--- Prompt ---
Search the entries below for the string "favicon" and copy the lines that hold it.

========================================================================

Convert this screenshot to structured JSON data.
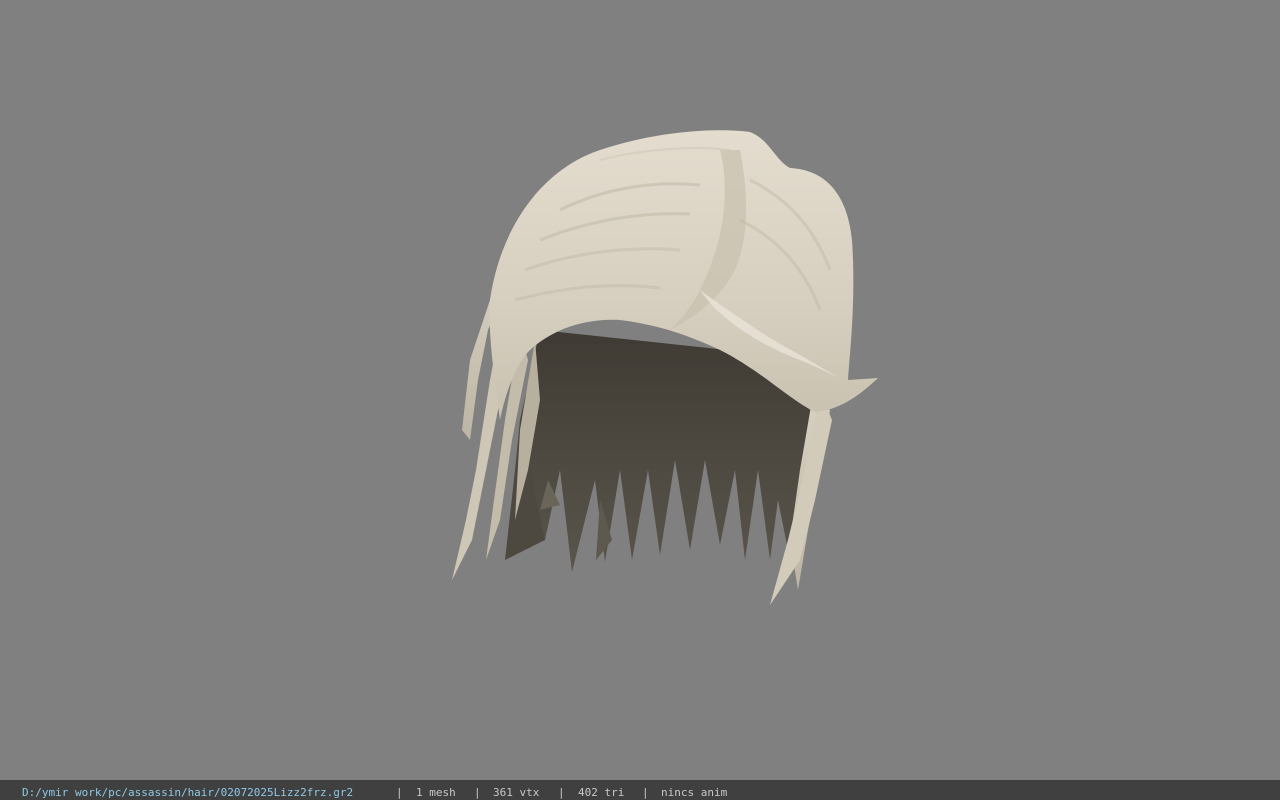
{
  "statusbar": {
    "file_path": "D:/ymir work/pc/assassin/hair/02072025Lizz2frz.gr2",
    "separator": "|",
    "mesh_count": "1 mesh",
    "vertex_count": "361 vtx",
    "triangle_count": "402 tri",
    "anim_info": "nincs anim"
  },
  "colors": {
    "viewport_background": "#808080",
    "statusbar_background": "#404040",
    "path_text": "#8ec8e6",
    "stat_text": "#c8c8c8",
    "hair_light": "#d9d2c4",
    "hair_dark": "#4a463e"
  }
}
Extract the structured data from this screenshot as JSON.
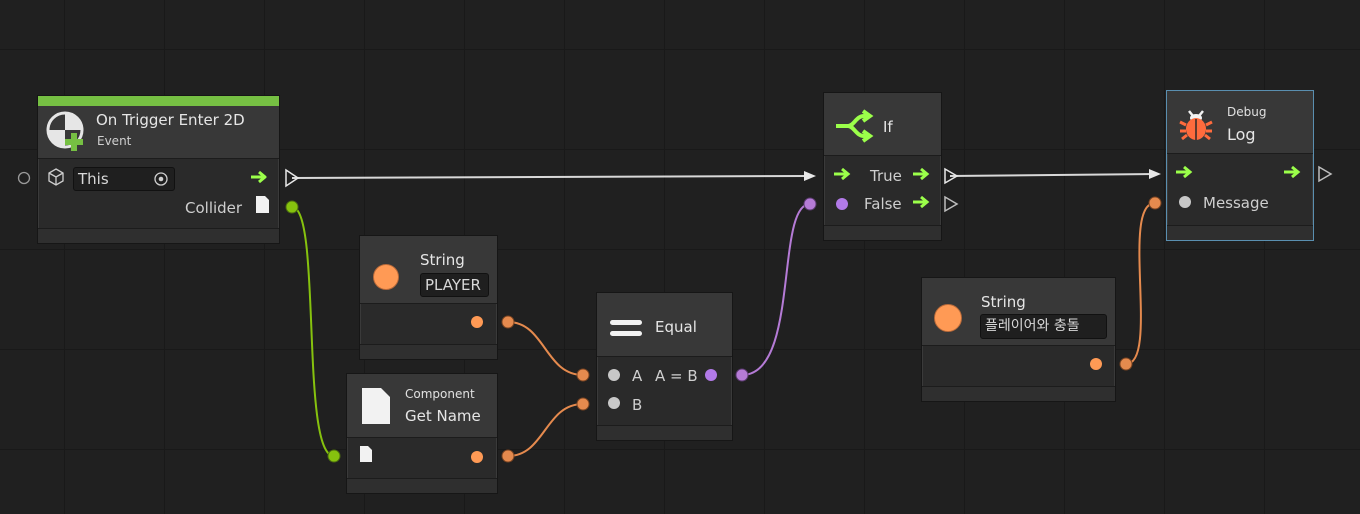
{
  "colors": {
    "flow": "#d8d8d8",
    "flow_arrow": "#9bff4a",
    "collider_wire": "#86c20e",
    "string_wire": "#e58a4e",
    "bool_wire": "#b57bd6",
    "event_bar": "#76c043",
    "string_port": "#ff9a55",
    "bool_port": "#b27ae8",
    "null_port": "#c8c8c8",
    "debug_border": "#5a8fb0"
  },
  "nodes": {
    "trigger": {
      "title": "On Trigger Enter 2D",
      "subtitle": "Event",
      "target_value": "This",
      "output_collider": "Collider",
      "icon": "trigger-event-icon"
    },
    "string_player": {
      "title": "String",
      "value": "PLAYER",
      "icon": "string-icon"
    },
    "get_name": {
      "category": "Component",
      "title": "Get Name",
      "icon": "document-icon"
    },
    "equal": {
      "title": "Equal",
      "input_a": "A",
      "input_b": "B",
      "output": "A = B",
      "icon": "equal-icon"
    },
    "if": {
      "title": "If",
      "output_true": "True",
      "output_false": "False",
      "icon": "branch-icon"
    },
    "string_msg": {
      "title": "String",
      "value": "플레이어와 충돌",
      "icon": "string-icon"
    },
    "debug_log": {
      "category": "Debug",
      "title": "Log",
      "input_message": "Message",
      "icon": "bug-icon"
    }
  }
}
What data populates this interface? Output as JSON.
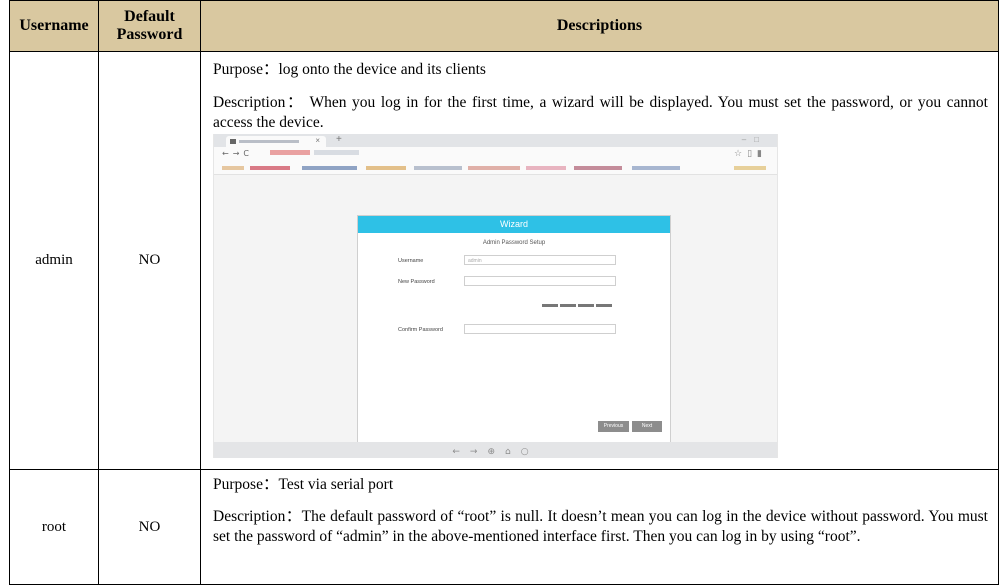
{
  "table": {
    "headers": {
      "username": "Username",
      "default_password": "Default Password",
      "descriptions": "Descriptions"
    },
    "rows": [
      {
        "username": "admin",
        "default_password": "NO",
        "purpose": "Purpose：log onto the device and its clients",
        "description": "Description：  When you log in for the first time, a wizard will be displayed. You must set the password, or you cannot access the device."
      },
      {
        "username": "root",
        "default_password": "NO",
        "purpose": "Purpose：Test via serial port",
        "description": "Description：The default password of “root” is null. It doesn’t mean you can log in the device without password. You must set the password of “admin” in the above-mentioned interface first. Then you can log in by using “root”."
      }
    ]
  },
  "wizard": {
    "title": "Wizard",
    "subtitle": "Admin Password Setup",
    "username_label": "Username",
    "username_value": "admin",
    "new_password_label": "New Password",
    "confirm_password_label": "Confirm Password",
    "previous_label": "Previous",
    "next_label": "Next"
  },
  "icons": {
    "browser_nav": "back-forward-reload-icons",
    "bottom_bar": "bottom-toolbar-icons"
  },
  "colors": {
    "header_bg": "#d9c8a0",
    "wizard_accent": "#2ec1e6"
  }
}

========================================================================

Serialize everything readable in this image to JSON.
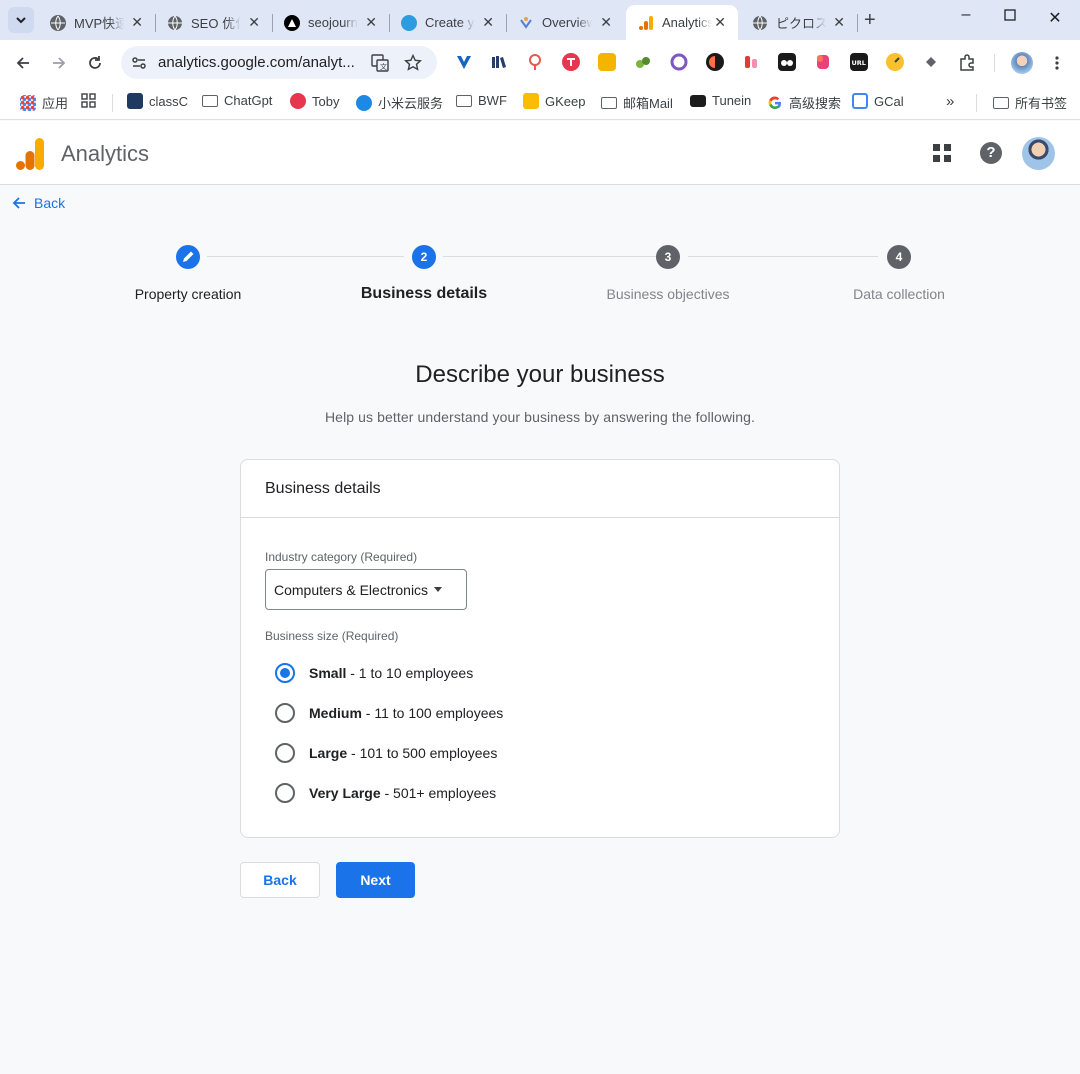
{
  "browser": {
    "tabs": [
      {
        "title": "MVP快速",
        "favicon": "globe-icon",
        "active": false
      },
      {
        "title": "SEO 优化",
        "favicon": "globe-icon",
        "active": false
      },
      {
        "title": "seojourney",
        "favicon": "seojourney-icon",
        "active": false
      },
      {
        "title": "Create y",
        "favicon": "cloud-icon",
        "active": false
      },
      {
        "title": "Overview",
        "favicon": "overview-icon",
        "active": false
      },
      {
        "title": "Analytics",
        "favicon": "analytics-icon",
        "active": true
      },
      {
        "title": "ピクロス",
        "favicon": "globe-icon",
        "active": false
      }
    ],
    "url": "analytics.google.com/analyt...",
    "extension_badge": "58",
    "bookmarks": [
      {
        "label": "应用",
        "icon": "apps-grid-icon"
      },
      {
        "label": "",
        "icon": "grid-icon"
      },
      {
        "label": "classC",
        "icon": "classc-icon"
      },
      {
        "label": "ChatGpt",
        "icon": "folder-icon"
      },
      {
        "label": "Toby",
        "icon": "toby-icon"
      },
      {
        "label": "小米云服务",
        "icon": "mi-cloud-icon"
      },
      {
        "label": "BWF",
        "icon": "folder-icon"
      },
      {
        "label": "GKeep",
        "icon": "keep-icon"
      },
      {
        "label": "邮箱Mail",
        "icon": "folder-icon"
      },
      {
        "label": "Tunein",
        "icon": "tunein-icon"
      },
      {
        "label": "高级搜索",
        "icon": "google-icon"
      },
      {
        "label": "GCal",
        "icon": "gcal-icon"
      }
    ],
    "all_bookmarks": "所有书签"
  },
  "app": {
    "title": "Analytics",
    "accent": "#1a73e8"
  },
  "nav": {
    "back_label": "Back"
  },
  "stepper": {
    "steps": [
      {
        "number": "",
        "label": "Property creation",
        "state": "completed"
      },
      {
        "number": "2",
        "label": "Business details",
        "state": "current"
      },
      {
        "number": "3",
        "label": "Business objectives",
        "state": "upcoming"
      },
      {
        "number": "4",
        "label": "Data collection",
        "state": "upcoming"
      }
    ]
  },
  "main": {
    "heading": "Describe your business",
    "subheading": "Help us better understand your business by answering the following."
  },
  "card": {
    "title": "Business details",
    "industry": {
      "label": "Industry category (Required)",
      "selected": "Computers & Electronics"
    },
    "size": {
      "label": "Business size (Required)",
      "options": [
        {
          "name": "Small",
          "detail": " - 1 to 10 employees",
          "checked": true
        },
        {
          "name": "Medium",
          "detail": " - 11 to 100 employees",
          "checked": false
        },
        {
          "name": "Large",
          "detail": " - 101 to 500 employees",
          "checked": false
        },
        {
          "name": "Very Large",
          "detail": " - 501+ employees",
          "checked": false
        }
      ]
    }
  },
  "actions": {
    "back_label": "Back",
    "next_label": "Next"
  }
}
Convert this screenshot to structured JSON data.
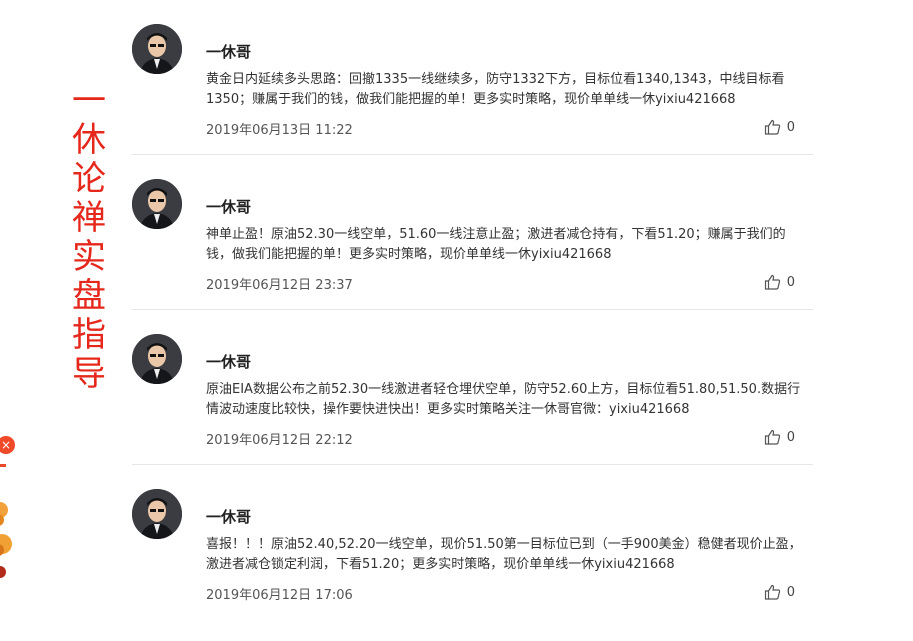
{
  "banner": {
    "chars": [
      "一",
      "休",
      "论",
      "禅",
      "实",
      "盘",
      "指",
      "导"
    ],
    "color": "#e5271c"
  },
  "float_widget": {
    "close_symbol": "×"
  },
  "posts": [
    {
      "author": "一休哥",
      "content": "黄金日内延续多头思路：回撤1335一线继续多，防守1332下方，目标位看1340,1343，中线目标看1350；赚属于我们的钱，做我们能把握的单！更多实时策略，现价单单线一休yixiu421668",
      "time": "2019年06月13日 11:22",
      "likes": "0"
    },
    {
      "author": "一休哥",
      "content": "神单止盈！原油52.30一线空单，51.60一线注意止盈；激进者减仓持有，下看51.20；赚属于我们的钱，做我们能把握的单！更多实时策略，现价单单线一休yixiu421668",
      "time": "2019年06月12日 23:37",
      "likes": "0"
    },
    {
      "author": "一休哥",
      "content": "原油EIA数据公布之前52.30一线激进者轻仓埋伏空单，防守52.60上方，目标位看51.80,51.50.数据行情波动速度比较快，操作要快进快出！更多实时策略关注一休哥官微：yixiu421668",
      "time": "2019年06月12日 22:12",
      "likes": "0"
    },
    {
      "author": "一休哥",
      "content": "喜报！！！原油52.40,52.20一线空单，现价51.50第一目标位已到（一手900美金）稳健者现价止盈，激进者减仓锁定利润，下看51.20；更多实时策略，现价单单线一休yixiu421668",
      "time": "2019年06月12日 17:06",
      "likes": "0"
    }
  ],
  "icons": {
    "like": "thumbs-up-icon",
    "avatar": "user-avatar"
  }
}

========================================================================

--- Exercise answer ---
        "favicon": "globe-icon",
        "favicon": "globe-icon",
        "favicon": "seojourney-icon",
        "favicon": "cloud-icon",
        "favicon": "overview-icon",
        "favicon": "analytics-icon",
        "favicon": "globe-icon",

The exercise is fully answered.